It's also a good idea to shut off utilities when you're away, to avoid incurring additional (and unnecessary) monthly costs.

4. Plan in advance, or wait until the very last minute

Renters looking for a place during peak seasons in warm climates should book at least one year in advance. For instance, if it's October and you're just starting your search for a sweet spot in Hawaii during Christmastime of the same year, it won't be easy. 

On the other hand, if you're willing to be more flexible in terms of location and timing, it may be in your best interest to procrastinate. Oftentimes, you can book a rental home for much cheaper than you would otherwise if the property owner is scrambling for a last-minute tenant.

5. Ask for advice 

It's generally a good idea to hire a broker if you're looking to buy. "He or she might know things about the vacation home market that you don't," says McLaughlin, and could ultimately help you land a better (read: cheaper) deal.

While you'll still have to pay the broker fees, Schaler describes this as a "front cost for a long-term gain." After all, you can always negotiate details with your broker. If you do, make sure both parties have documented files of the terms.

6. Find a partner

Consider purchasing your property with a friend or family member, someone who would likely frequent the house at different times of the year. "You can do it with multiple people, but the signing and financing is more difficult," says McLaughlin.

If you decide to go this route, be sure it's with a person you trust.

7. Analyze your history 

Before you buy a vacation home, it's important to analyze your spending habits. Start by writing down how much money you spent on travel in 2014 and see if it's greater than or equal to the cost of the house.

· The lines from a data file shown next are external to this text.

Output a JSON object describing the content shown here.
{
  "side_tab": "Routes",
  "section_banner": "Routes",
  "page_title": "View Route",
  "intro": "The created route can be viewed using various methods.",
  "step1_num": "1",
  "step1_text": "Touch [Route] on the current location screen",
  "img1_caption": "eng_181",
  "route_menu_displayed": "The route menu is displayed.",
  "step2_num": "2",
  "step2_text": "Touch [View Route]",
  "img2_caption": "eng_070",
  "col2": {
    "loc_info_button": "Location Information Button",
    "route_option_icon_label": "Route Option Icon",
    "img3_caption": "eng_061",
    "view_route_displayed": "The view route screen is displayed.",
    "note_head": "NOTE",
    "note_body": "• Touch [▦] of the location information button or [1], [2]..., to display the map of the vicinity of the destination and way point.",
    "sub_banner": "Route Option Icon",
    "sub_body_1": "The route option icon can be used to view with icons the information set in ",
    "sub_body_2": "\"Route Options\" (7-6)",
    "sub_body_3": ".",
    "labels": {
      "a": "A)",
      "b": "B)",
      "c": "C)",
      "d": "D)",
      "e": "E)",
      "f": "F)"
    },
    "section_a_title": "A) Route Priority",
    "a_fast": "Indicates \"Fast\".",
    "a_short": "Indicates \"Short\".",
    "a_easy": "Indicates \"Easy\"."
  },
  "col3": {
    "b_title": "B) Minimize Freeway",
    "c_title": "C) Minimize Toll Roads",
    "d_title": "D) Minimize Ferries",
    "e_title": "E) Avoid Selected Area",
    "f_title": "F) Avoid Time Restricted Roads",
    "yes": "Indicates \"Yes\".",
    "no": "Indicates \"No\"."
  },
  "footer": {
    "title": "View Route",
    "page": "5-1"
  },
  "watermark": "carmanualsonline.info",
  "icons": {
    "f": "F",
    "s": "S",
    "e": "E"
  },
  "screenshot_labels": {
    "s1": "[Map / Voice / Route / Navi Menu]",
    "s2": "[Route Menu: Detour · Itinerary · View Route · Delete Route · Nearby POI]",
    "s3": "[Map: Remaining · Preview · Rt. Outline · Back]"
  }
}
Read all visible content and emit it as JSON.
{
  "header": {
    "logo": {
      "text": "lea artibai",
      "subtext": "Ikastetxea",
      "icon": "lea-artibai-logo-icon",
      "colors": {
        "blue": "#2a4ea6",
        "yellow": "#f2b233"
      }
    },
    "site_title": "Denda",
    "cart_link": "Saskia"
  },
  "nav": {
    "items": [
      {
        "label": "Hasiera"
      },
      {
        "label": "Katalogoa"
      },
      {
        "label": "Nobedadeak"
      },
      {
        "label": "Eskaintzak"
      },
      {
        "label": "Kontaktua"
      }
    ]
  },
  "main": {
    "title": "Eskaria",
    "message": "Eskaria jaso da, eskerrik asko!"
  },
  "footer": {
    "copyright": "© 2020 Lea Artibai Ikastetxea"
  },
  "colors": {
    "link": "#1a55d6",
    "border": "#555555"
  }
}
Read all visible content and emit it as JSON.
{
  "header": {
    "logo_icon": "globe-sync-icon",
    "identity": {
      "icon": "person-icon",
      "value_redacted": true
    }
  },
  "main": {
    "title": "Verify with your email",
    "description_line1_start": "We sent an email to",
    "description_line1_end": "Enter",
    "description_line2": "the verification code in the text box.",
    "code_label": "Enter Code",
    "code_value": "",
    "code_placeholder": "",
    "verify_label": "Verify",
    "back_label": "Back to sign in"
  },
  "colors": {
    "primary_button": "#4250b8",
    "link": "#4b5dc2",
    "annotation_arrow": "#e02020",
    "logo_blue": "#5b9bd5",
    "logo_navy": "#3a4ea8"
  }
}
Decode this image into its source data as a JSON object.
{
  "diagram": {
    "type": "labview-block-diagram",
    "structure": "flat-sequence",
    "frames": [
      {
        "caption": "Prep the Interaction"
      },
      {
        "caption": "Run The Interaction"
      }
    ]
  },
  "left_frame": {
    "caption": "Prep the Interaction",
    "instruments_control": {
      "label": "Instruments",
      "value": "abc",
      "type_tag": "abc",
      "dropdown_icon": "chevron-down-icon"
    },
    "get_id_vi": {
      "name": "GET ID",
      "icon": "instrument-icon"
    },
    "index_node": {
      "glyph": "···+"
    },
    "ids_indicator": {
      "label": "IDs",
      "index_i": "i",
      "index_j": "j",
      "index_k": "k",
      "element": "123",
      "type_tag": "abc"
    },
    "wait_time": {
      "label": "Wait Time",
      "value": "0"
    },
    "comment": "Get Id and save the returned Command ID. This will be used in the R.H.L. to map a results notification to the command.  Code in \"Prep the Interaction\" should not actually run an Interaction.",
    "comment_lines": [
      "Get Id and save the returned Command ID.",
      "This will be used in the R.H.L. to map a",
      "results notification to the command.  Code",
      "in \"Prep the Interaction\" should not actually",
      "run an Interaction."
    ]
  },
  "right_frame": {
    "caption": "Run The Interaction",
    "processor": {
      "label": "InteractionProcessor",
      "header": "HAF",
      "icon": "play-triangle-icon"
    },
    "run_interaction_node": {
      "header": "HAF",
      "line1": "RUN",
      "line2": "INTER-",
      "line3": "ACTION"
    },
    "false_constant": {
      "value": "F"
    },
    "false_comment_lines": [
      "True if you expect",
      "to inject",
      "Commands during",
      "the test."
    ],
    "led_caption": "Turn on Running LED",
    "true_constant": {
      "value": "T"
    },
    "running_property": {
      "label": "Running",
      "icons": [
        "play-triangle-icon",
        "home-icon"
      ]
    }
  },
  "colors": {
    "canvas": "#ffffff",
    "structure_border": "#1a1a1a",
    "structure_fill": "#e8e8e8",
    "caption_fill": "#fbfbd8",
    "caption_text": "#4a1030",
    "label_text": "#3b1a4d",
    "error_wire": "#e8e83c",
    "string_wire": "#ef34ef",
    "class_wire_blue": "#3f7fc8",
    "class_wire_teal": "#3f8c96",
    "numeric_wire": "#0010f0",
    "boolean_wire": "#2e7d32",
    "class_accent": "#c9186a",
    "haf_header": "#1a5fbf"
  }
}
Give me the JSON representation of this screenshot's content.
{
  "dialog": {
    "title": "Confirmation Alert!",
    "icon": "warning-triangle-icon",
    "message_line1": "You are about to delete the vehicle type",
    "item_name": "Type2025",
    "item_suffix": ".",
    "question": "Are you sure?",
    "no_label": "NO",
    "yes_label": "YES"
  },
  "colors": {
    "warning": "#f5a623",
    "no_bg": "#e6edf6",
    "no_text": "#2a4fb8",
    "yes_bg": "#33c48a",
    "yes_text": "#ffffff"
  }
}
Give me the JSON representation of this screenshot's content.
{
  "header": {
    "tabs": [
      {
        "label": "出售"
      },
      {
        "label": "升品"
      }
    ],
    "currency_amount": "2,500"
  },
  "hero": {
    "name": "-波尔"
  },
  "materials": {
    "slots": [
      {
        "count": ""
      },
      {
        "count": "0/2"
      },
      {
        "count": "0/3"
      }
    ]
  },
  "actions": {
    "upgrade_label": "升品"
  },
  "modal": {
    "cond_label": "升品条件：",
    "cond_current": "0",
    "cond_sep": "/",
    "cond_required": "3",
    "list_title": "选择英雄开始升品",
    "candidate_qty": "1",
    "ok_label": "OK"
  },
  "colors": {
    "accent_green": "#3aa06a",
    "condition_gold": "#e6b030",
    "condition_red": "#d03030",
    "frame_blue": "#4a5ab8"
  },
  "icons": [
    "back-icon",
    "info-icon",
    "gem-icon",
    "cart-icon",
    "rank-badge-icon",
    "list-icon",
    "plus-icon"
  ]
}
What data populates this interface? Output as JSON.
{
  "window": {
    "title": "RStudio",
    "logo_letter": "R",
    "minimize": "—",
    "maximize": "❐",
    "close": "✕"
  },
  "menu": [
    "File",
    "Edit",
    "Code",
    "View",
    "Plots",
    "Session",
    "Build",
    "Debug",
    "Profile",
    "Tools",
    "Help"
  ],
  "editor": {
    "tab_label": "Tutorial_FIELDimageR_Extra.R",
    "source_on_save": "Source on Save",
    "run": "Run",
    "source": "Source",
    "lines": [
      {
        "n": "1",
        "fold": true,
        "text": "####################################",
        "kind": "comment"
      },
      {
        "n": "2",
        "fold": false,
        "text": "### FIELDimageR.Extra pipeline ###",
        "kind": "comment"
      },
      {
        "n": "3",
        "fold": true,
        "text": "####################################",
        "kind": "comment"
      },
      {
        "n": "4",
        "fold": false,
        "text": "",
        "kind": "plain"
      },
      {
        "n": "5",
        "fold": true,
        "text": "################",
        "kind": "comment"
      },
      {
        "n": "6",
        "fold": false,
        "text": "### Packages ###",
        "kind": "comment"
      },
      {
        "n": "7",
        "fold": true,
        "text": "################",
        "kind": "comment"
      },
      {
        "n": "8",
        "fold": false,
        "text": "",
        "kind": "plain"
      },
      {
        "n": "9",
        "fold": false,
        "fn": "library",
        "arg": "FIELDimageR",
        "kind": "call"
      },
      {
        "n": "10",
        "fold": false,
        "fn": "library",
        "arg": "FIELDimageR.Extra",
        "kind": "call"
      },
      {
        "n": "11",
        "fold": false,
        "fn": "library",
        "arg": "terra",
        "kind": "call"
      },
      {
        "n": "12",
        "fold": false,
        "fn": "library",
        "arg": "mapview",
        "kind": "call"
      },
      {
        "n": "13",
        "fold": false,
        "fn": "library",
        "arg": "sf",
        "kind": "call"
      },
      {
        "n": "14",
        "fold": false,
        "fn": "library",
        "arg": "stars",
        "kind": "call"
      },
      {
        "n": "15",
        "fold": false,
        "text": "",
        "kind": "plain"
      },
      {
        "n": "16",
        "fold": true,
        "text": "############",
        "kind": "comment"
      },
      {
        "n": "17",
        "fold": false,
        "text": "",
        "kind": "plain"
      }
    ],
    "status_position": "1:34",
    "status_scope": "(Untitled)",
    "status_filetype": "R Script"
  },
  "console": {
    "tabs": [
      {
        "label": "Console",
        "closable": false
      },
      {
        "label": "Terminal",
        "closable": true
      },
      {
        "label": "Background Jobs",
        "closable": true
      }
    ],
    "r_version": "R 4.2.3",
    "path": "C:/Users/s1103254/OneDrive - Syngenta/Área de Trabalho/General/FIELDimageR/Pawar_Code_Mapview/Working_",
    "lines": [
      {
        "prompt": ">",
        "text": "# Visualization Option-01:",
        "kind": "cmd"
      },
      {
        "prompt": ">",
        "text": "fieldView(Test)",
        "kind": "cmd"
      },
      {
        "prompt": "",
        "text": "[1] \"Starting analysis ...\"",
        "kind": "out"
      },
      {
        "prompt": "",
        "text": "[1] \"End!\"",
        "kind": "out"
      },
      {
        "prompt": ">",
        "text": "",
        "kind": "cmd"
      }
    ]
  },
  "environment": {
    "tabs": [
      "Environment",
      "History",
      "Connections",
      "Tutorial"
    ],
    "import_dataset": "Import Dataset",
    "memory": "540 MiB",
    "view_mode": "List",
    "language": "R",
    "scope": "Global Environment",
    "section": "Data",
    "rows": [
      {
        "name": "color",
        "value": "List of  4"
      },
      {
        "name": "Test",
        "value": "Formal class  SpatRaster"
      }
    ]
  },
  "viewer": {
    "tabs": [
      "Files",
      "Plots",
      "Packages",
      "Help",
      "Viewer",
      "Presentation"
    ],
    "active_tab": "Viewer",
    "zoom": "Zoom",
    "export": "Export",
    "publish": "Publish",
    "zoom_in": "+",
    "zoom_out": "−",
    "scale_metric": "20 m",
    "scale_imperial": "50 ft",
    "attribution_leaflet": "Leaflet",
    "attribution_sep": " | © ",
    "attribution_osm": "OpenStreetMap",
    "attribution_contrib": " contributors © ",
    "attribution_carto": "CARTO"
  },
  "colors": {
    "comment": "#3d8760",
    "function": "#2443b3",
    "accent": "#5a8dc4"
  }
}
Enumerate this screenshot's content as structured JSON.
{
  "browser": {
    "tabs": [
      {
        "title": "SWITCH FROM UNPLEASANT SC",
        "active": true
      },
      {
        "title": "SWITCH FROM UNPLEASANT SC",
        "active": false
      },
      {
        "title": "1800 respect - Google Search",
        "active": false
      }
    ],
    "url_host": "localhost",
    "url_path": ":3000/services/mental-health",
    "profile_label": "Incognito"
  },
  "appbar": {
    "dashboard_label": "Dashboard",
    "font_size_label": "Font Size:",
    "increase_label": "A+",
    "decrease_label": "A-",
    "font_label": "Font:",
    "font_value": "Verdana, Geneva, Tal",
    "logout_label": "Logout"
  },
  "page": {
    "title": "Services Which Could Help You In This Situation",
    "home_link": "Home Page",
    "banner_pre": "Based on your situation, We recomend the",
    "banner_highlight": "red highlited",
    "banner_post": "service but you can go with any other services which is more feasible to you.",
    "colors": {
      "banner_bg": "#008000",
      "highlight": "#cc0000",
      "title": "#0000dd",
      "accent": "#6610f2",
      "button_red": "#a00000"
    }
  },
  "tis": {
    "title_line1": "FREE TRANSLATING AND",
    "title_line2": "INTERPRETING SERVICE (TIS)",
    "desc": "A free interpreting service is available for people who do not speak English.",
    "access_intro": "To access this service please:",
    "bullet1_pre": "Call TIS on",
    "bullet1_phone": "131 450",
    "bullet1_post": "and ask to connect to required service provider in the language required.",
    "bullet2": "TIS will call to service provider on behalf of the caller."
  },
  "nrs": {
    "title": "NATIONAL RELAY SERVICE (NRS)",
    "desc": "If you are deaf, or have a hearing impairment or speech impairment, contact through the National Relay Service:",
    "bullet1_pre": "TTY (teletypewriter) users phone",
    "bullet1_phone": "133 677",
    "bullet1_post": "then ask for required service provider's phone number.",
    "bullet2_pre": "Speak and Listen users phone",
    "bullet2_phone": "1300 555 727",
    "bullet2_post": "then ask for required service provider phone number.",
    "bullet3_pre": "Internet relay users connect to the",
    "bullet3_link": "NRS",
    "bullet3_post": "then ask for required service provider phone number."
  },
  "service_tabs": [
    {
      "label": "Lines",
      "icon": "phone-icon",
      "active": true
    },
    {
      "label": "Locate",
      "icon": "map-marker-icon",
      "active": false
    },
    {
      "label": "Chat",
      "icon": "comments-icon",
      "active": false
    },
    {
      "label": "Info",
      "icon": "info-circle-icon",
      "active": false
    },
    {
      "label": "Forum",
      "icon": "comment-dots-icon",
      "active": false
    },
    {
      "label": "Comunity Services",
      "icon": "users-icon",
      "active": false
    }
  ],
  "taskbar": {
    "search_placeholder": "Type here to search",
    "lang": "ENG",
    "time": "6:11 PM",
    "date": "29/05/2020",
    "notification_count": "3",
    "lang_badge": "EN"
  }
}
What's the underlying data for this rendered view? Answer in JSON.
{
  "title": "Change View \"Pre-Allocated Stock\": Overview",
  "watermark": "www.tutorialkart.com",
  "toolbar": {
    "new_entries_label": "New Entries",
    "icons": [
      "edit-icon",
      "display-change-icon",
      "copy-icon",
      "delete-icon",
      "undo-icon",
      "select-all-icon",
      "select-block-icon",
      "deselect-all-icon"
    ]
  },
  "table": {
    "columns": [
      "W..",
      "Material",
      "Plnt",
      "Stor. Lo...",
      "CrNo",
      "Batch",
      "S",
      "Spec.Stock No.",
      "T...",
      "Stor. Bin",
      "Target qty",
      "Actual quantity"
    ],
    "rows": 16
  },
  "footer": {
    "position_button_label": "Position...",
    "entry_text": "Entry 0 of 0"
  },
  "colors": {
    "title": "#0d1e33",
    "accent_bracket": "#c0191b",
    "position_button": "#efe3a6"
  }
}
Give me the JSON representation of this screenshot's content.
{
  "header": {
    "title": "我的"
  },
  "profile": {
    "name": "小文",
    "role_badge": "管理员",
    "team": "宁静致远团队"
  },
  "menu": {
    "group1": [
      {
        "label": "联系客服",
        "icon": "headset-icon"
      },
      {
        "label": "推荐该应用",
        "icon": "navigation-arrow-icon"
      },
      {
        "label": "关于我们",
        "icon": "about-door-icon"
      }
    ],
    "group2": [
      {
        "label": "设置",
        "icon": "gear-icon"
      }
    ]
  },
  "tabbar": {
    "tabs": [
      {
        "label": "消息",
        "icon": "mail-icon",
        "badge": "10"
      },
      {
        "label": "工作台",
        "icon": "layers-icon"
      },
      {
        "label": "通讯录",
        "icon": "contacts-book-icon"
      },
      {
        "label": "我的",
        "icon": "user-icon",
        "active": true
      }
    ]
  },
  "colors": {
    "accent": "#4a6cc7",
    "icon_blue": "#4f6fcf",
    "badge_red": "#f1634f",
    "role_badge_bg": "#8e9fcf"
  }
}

If feasible, McLaughlin suggests buying over renting to start building equity (as opposed to paying someone else's account).